EXERCISE GOAL = Could you print each of the records below exactly?

RECORDS FOR PROCESSING =
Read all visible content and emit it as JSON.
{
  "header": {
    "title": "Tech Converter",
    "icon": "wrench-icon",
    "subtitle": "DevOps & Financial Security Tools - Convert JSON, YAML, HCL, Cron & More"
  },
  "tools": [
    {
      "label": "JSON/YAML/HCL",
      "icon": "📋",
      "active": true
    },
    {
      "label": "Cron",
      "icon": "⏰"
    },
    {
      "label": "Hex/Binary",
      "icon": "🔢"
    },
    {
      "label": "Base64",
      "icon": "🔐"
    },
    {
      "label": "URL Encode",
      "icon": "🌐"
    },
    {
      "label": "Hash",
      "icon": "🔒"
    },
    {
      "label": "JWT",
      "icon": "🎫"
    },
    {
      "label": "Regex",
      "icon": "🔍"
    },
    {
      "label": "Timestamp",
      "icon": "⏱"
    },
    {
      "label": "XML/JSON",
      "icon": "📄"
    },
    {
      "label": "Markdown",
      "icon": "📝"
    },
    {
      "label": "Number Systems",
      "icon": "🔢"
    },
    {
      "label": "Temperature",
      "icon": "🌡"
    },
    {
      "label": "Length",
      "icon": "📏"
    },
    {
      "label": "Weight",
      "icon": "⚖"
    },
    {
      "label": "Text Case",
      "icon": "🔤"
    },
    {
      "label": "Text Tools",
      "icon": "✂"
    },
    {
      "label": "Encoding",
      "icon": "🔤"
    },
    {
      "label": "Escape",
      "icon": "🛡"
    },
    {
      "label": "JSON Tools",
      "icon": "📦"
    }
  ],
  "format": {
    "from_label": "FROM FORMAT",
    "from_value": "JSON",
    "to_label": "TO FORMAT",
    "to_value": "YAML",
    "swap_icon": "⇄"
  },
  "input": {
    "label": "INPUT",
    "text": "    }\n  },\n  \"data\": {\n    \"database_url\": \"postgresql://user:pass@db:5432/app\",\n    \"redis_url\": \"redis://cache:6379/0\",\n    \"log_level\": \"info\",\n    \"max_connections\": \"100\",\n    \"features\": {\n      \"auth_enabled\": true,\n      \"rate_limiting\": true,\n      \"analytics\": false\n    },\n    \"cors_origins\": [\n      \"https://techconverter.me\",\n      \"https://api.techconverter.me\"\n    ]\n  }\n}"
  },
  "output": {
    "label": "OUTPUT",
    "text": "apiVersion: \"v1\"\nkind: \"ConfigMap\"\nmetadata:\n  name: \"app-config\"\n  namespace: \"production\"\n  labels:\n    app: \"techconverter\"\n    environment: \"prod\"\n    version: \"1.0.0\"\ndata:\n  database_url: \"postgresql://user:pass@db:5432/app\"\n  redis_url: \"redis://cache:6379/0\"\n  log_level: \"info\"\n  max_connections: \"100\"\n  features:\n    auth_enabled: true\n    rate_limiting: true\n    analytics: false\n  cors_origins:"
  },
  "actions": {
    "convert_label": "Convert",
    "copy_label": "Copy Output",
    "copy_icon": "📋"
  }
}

RESPONSE FOR THIS EXERCISE =
Read all visible content and emit it as JSON.
{
  "header": {
    "title": "Tech Converter",
    "icon": "wrench-icon",
    "subtitle": "DevOps & Financial Security Tools - Convert JSON, YAML, HCL, Cron & More"
  },
  "tools": [
    {
      "label": "JSON/YAML/HCL",
      "icon": "📋",
      "active": true
    },
    {
      "label": "Cron",
      "icon": "⏰"
    },
    {
      "label": "Hex/Binary",
      "icon": "🔢"
    },
    {
      "label": "Base64",
      "icon": "🔐"
    },
    {
      "label": "URL Encode",
      "icon": "🌐"
    },
    {
      "label": "Hash",
      "icon": "🔒"
    },
    {
      "label": "JWT",
      "icon": "🎫"
    },
    {
      "label": "Regex",
      "icon": "🔍"
    },
    {
      "label": "Timestamp",
      "icon": "⏱"
    },
    {
      "label": "XML/JSON",
      "icon": "📄"
    },
    {
      "label": "Markdown",
      "icon": "📝"
    },
    {
      "label": "Number Systems",
      "icon": "🔢"
    },
    {
      "label": "Temperature",
      "icon": "🌡"
    },
    {
      "label": "Length",
      "icon": "📏"
    },
    {
      "label": "Weight",
      "icon": "⚖"
    },
    {
      "label": "Text Case",
      "icon": "🔤"
    },
    {
      "label": "Text Tools",
      "icon": "✂"
    },
    {
      "label": "Encoding",
      "icon": "🔤"
    },
    {
      "label": "Escape",
      "icon": "🛡"
    },
    {
      "label": "JSON Tools",
      "icon": "📦"
    }
  ],
  "format": {
    "from_label": "FROM FORMAT",
    "from_value": "JSON",
    "to_label": "TO FORMAT",
    "to_value": "YAML",
    "swap_icon": "⇄"
  },
  "input": {
    "label": "INPUT",
    "text": "    }\n  },\n  \"data\": {\n    \"database_url\": \"postgresql://user:pass@db:5432/app\",\n    \"redis_url\": \"redis://cache:6379/0\",\n    \"log_level\": \"info\",\n    \"max_connections\": \"100\",\n    \"features\": {\n      \"auth_enabled\": true,\n      \"rate_limiting\": true,\n      \"analytics\": false\n    },\n    \"cors_origins\": [\n      \"https://techconverter.me\",\n      \"https://api.techconverter.me\"\n    ]\n  }\n}"
  },
  "output": {
    "label": "OUTPUT",
    "text": "apiVersion: \"v1\"\nkind: \"ConfigMap\"\nmetadata:\n  name: \"app-config\"\n  namespace: \"production\"\n  labels:\n    app: \"techconverter\"\n    environment: \"prod\"\n    version: \"1.0.0\"\ndata:\n  database_url: \"postgresql://user:pass@db:5432/app\"\n  redis_url: \"redis://cache:6379/0\"\n  log_level: \"info\"\n  max_connections: \"100\"\n  features:\n    auth_enabled: true\n    rate_limiting: true\n    analytics: false\n  cors_origins:"
  },
  "actions": {
    "convert_label": "Convert",
    "copy_label": "Copy Output",
    "copy_icon": "📋"
  }
}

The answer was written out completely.